Frequent Facebook users were also more likely to be friends with their boss on the social network. Of those who log into Facebook daily, 23% are friends with their supervisor on Facebook vs. only 12% of those who log into Facebook less than once per day.
The survey asked whether it was considered inappropriate to friend one’s supervisor on the social network. Not surprisingly, the younger generation (18-34) and more frequent Facebook users were both less likely to feel this relationship was inappropriate (only 28% and 31% respectively), while those ages 55 and older (44%) and less frequent Facebook users (41%) were more likely to believe being Facebook friends with their supervisor was inappropriate.
Facebook friendships are initiated by either party. Among those who report being Facebook friends with their supervisor, 46% say they initiated the connection, while 38% claim the friend request came from their supervisor.
Some employees have chosen to end their connections with a supervisor on Facebook. Of those who are not currently friends with their supervisor on Facebook, nearly 6% say that they were connected at one time; this figure climbs to 10% among those ages 18-24.
Once the connection is established, it is largely used for social purposes.
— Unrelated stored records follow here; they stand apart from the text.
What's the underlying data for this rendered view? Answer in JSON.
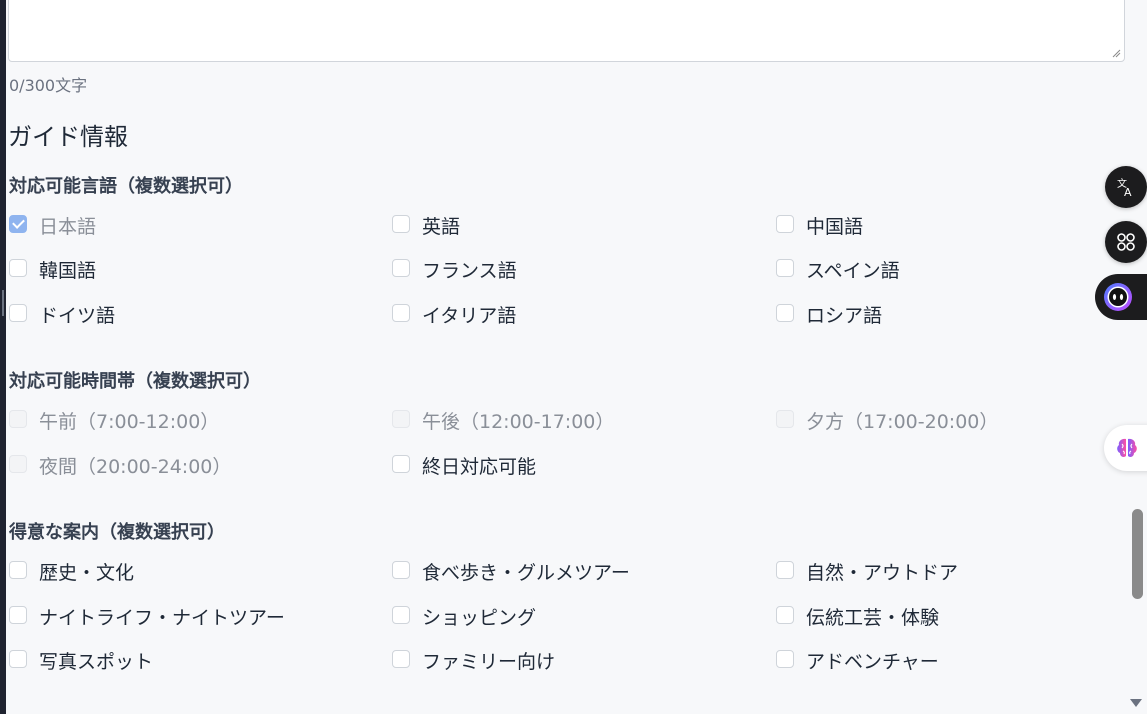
{
  "description_field": {
    "char_count": "0/300文字"
  },
  "guide_section": {
    "title": "ガイド情報",
    "languages": {
      "label": "対応可能言語（複数選択可）",
      "options": [
        {
          "label": "日本語",
          "checked": true,
          "disabled": true
        },
        {
          "label": "英語",
          "checked": false,
          "disabled": false
        },
        {
          "label": "中国語",
          "checked": false,
          "disabled": false
        },
        {
          "label": "韓国語",
          "checked": false,
          "disabled": false
        },
        {
          "label": "フランス語",
          "checked": false,
          "disabled": false
        },
        {
          "label": "スペイン語",
          "checked": false,
          "disabled": false
        },
        {
          "label": "ドイツ語",
          "checked": false,
          "disabled": false
        },
        {
          "label": "イタリア語",
          "checked": false,
          "disabled": false
        },
        {
          "label": "ロシア語",
          "checked": false,
          "disabled": false
        }
      ]
    },
    "time_slots": {
      "label": "対応可能時間帯（複数選択可）",
      "options": [
        {
          "label": "午前（7:00-12:00）",
          "checked": false,
          "disabled": true
        },
        {
          "label": "午後（12:00-17:00）",
          "checked": false,
          "disabled": true
        },
        {
          "label": "夕方（17:00-20:00）",
          "checked": false,
          "disabled": true
        },
        {
          "label": "夜間（20:00-24:00）",
          "checked": false,
          "disabled": true
        },
        {
          "label": "終日対応可能",
          "checked": false,
          "disabled": false
        }
      ]
    },
    "specialties": {
      "label": "得意な案内（複数選択可）",
      "options": [
        {
          "label": "歴史・文化",
          "checked": false,
          "disabled": false
        },
        {
          "label": "食べ歩き・グルメツアー",
          "checked": false,
          "disabled": false
        },
        {
          "label": "自然・アウトドア",
          "checked": false,
          "disabled": false
        },
        {
          "label": "ナイトライフ・ナイトツアー",
          "checked": false,
          "disabled": false
        },
        {
          "label": "ショッピング",
          "checked": false,
          "disabled": false
        },
        {
          "label": "伝統工芸・体験",
          "checked": false,
          "disabled": false
        },
        {
          "label": "写真スポット",
          "checked": false,
          "disabled": false
        },
        {
          "label": "ファミリー向け",
          "checked": false,
          "disabled": false
        },
        {
          "label": "アドベンチャー",
          "checked": false,
          "disabled": false
        }
      ]
    }
  },
  "floating_tools": {
    "translate_icon": "translate-icon",
    "apps_icon": "apps-icon",
    "assistant_icon": "assistant-face-icon",
    "brain_icon": "brain-icon"
  },
  "colors": {
    "checked": "#8fb4ef",
    "background": "#f7f8fa",
    "text": "#1f2937",
    "muted": "#8a8f98"
  }
}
Of all Facebook users with an existing connection to their supervisor, 70% use it for social communication. While some do use the social network to communicate in a professional context, it’s more often men (53%) than women (37%).
Does a Facebook connection with one’s supervisor affect job performance? Nearly one-third of men believe that being friends with their supervisor on Facebook allows them to do their job at least somewhat more effectively; only 15% of women agree. The vast majority of both genders believe that having a Facebook connection with their supervisor has no impact on their job performance.
Are you friends with your boss on Facebook? Does your company encourage or discourage social network friendships between employees and supervisors? Does it have a social media policy in place to define appropriate boundaries?